If you want to live bigger and better, with more energy and enthusiasm, vim and vigor, all you need to do is…breathe.
Your breathing practice can be as simple as 10 deep, complete breaths in the morning when you first wake up.
If you integrate conscious, focused breathing with your physical exercise, you are furthering your mastery of your breathing…AND transforming your exercise sessions into something a whole lot more powerful and beneficial.
And, if you invest a little time in learning various types of breathing techniques, you will have a tool and a resource you can use to enhance your health, improve your stamina and power, and increase your mental focus and clarity.
Unfortunately, most people don’t even bother with the first step: doing some deep breathing every day.
An even smaller percentage get to steps 2 and 3.

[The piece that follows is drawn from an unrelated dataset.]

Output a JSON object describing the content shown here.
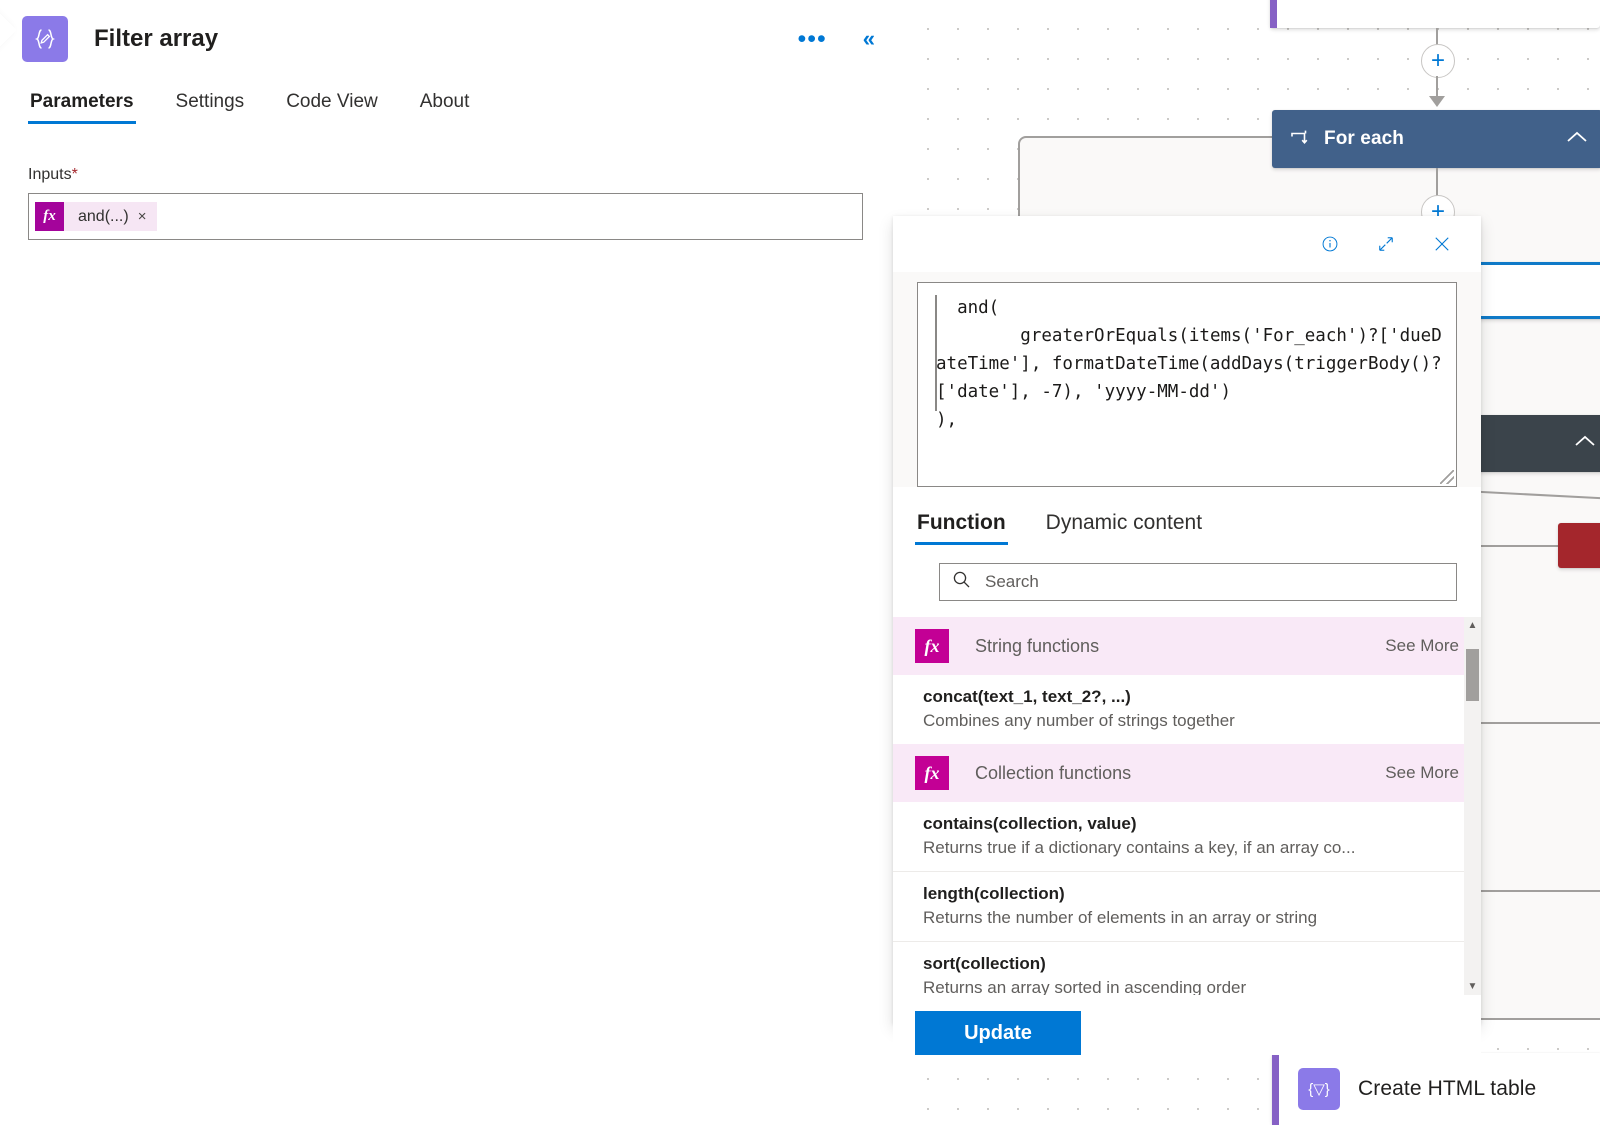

You may think you don’t have the time to learn such things. Or you may be concerned that, in order to correctly perform breathing exercises, you have to be at a certain level of physical fitness.
Perhaps you’re worried you will have to twist your body into contorted positions or chant or something.
I’m not making this up! These are objections I have actually heard from people.
This is part of what motivated me to make proper breathing instruction and breathing exercises more accessible to people, including those who may not be interested in doing yoga or learning chi kung or tai chi, but would still like the benefits of such practices.
A lot of information on breathing and energy practices make it all seem so esoteric and so mysterious that you need a degree in Chinese medicine, or advanced abilities as a yogi, to fully understand and benefit.
The first, very accessible step, is to learn a few basic techniques.
Then apply your breathing skills to every day situations, such as: exercising; sitting in traffic; sitting in a boring meeting; relaxing and calming yourself before bedtime.
Here’s an excellent question from a Dear Reader:
I faithfully practice outside every morning. I’m a very recently retired Personal Trainer, but proper breathing is something I’ve ignored over the years, other than when a client was lifting a weight. My question is – When I inhale, how long do I hold the breath? Or is it simply, like yoga, as long as I’m feeling comfortable?
I want to thank you for the updates. They really help.
KVN: Thanks for your question, Al. And great to hear that you do your exercises outside every morning. It’s a great way to start the day, isn’t it?
Now, in answer to your question: it depends.
It depends on your purpose for the breathing exercises you are doing.
At a very basic level, breathing techniques can be grouped into ones that help open up and relax your breathing spaces, and help you get grounded and centered.
Other techniques help to balance your breathing. Still others are used to increase breath control, lung power, and the generation of power, such as techniques used to increase power and speed in the martial arts.
You can find a rational, effective progression of these types of breathing exercises and techniques in the Secret Power of Dynamic Energy Exercise Course, Volumes 1 and 2. (And you can take advantage of a special price and extra bonus when you order both programs together. For details, please go to the Dynamic Energy Exercise Course page.)
When you hold your breath for longer than 4 to 8 seconds, you are using breath retention techniques.
Hindu and Taoist masters developed breath locks, or “bandas” to help improve their ability to retain their breath for longer and longer periods of time.
This was done, in part, as a meditative aid.
Breath retention techniques are also used to help develop breath control and internal power. These types of techniques are practiced in traditional martial arts to develop maximum power and focus in the practitioners’ strikes and kicks, as well as make the practitioner more resistant – or even impervious – to blows from their opponent.
For your own breath practice, you should perform most breathing techniques as Al described: be comfortable in your breathing.
This means getting into and maintaining a rhythm of inhalation and exhalation, and letting the pauses between the inhale and exhale occur naturally.
The main thing is to balance your inhalation and exhalation.
For example, an excellent rhythm that works well for most people is 4:2:4:2. In other words, inhale for 4, hold for 2, exhale for 4, hold for 2.
You can do multiples of these to extend your breathing. So, you could inhale for 8, hold for 4, exhale for 8, hold for 4. You get the picture.
If your goal is to develop better breath control, you can add breath retention exercises into the mix. Generally speaking, you should do some balanced breathing first, as a warm up.
Then move into breath holding, performing 5 to 10 repetitions of each exercise.
Here, you should push yourself a little bit. Not to the point that you are gasping for air when you finally breathe. But gradually, over time, extend your hold on the inhale or exhale.
For an excellent workout, add dynamic tension to your breath holding, as well as exhalations against resistance. You will work up a sweat in no time!
You Can Do It!
“Best Breathing Exercises: Transform Body Mind and Spirit with Dynamic Energy Exercise!” http://www.BestBreathingExercises.com
Copyright, Karen Van Ness, 2012